#### [What to do]
Pictures stay out; please output the remaining data exactly.

#### [Records shown]
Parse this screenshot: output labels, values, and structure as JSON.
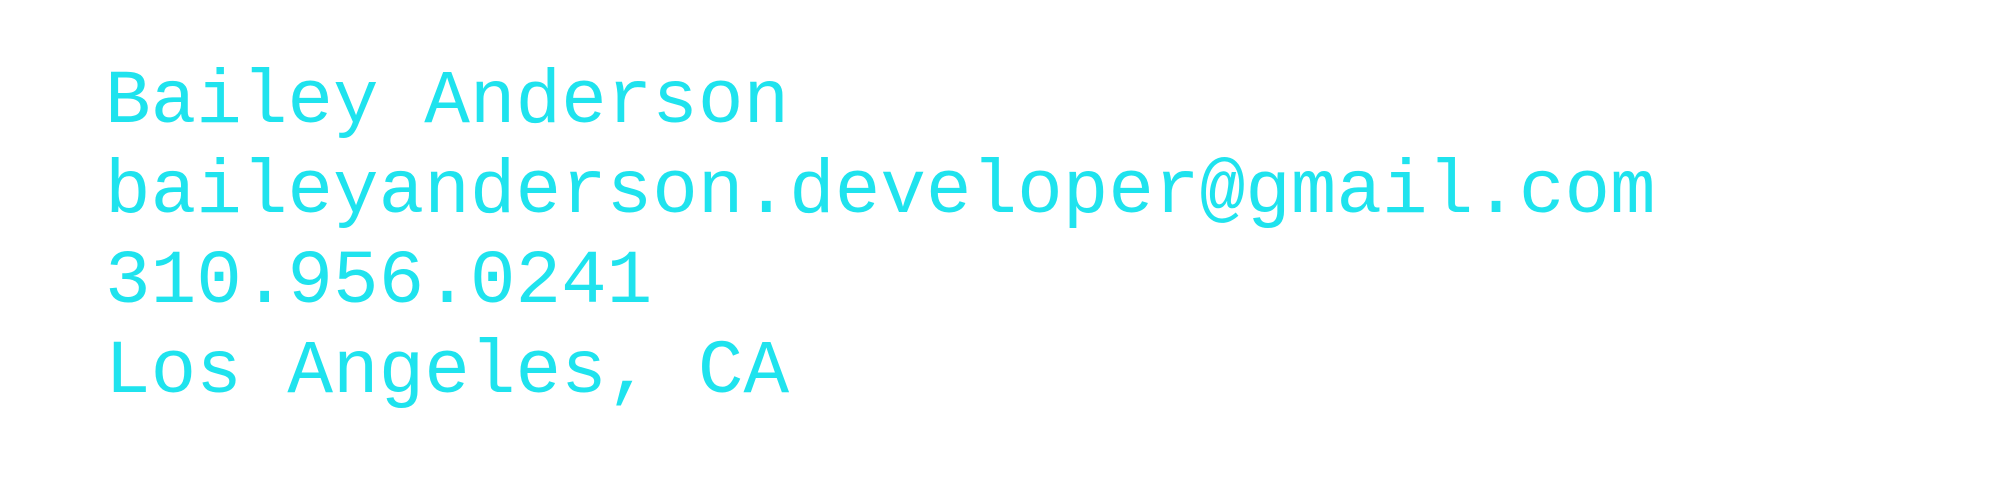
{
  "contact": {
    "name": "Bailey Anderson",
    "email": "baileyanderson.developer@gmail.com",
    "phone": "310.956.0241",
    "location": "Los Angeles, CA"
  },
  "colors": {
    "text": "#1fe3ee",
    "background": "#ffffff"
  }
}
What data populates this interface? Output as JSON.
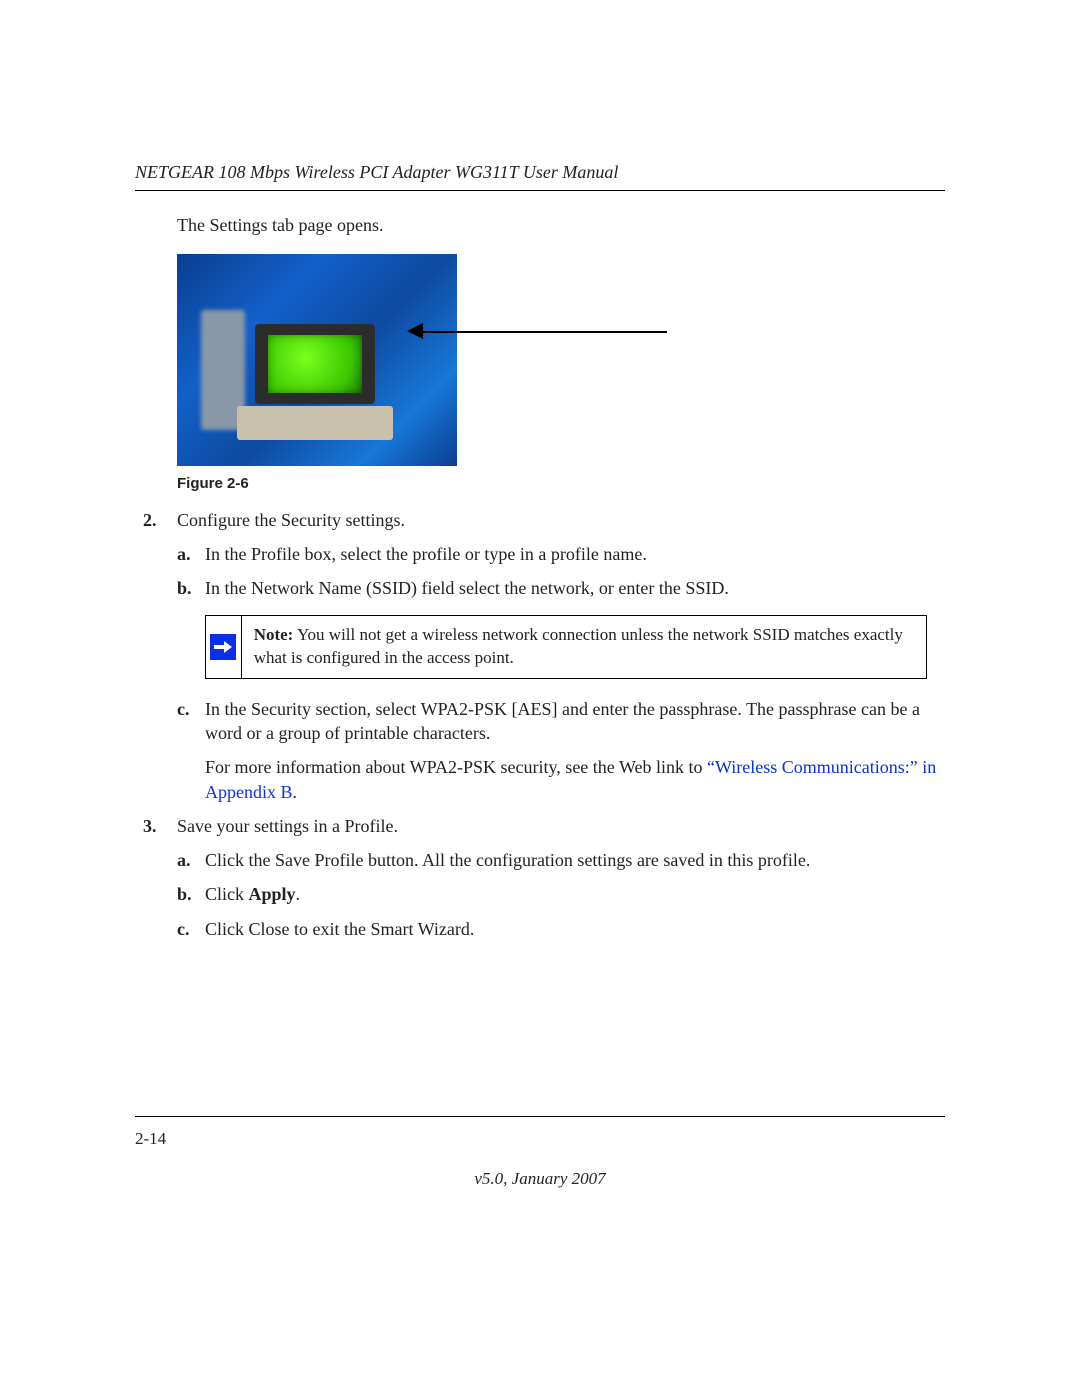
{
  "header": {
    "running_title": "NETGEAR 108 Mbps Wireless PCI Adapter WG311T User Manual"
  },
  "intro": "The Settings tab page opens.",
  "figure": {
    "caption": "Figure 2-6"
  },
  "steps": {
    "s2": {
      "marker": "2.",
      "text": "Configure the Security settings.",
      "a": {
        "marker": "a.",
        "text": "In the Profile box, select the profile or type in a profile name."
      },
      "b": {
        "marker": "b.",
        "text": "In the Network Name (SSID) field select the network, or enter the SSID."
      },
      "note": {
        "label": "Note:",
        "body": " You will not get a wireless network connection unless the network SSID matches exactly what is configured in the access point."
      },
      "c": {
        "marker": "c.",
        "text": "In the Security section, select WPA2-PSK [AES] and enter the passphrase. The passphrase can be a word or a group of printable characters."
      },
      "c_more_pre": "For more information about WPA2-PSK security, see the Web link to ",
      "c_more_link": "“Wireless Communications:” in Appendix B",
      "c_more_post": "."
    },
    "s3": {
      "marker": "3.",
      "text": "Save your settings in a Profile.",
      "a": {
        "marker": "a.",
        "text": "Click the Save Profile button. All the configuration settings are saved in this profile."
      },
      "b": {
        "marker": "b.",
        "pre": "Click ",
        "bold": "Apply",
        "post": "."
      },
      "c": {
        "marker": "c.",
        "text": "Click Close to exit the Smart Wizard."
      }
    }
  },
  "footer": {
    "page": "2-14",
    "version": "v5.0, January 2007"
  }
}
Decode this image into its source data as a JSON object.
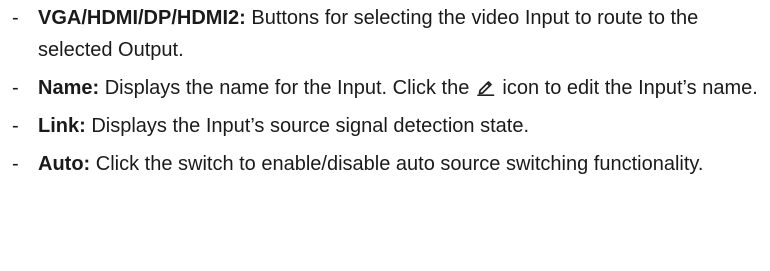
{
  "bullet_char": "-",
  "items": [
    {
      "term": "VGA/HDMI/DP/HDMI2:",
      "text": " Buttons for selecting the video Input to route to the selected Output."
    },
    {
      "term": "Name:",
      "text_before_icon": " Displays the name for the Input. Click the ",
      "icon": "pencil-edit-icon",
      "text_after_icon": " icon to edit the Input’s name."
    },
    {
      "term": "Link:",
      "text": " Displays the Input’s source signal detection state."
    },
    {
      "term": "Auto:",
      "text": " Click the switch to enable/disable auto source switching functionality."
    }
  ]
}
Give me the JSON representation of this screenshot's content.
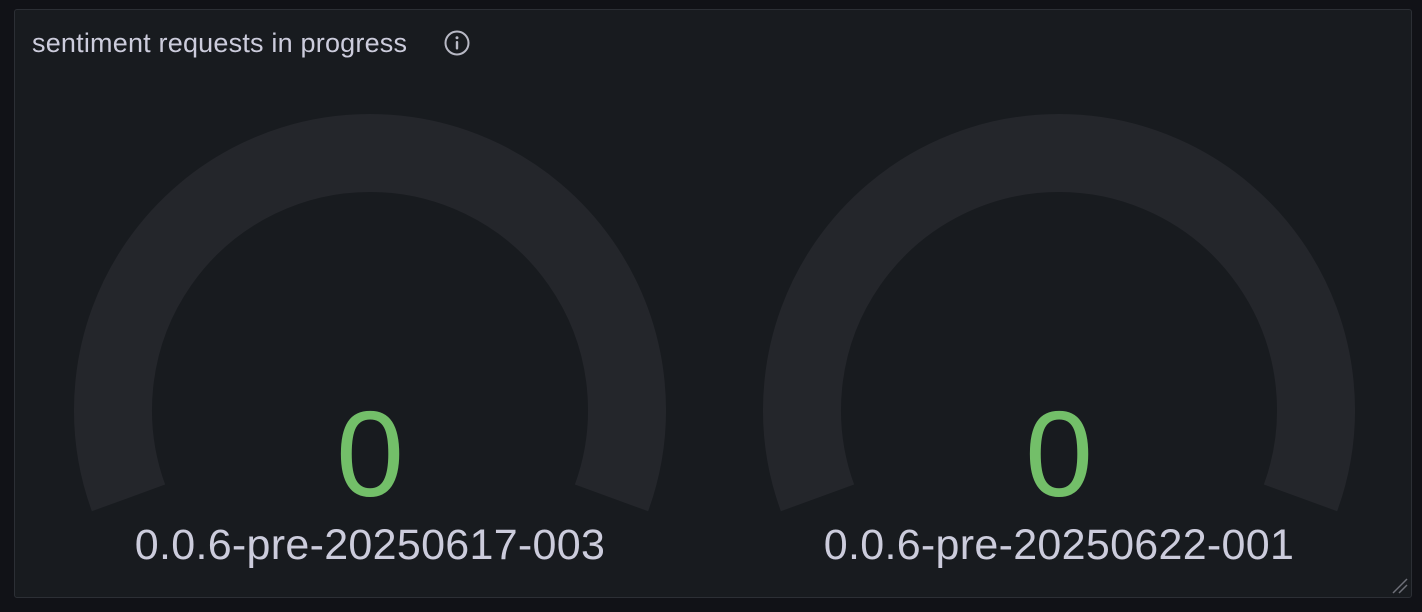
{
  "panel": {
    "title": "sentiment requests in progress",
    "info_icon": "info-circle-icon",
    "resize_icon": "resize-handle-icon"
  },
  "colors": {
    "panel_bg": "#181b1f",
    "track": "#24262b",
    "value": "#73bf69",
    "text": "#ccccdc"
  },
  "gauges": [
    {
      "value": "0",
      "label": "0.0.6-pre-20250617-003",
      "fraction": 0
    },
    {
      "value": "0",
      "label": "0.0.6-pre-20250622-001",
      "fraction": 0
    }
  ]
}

#### [Task answer]
Parse this screenshot: output labels, values, and structure as JSON.
{
  "contact": {
    "name": "Bailey Anderson",
    "email": "baileyanderson.developer@gmail.com",
    "phone": "310.956.0241",
    "location": "Los Angeles, CA"
  },
  "colors": {
    "text": "#1fe3ee",
    "background": "#ffffff"
  }
}
What data populates this interface? Output as JSON.
{
  "header": {
    "running_title": "NETGEAR 108 Mbps Wireless PCI Adapter WG311T User Manual"
  },
  "intro": "The Settings tab page opens.",
  "figure": {
    "caption": "Figure 2-6"
  },
  "steps": {
    "s2": {
      "marker": "2.",
      "text": "Configure the Security settings.",
      "a": {
        "marker": "a.",
        "text": "In the Profile box, select the profile or type in a profile name."
      },
      "b": {
        "marker": "b.",
        "text": "In the Network Name (SSID) field select the network, or enter the SSID."
      },
      "note": {
        "label": "Note:",
        "body": " You will not get a wireless network connection unless the network SSID matches exactly what is configured in the access point."
      },
      "c": {
        "marker": "c.",
        "text": "In the Security section, select WPA2-PSK [AES] and enter the passphrase. The passphrase can be a word or a group of printable characters."
      },
      "c_more_pre": "For more information about WPA2-PSK security, see the Web link to ",
      "c_more_link": "“Wireless Communications:” in Appendix B",
      "c_more_post": "."
    },
    "s3": {
      "marker": "3.",
      "text": "Save your settings in a Profile.",
      "a": {
        "marker": "a.",
        "text": "Click the Save Profile button. All the configuration settings are saved in this profile."
      },
      "b": {
        "marker": "b.",
        "pre": "Click ",
        "bold": "Apply",
        "post": "."
      },
      "c": {
        "marker": "c.",
        "text": "Click Close to exit the Smart Wizard."
      }
    }
  },
  "footer": {
    "page": "2-14",
    "version": "v5.0, January 2007"
  }
}
Decode this image into its source data as a JSON object.
{
  "bullet_char": "-",
  "items": [
    {
      "term": "VGA/HDMI/DP/HDMI2:",
      "text": " Buttons for selecting the video Input to route to the selected Output."
    },
    {
      "term": "Name:",
      "text_before_icon": " Displays the name for the Input. Click the ",
      "icon": "pencil-edit-icon",
      "text_after_icon": " icon to edit the Input’s name."
    },
    {
      "term": "Link:",
      "text": " Displays the Input’s source signal detection state."
    },
    {
      "term": "Auto:",
      "text": " Click the switch to enable/disable auto source switching functionality."
    }
  ]
}
Give me the JSON representation of this screenshot's content.
{
  "panel": {
    "title": "sentiment requests in progress",
    "info_icon": "info-circle-icon",
    "resize_icon": "resize-handle-icon"
  },
  "colors": {
    "panel_bg": "#181b1f",
    "track": "#24262b",
    "value": "#73bf69",
    "text": "#ccccdc"
  },
  "gauges": [
    {
      "value": "0",
      "label": "0.0.6-pre-20250617-003",
      "fraction": 0
    },
    {
      "value": "0",
      "label": "0.0.6-pre-20250622-001",
      "fraction": 0
    }
  ]
}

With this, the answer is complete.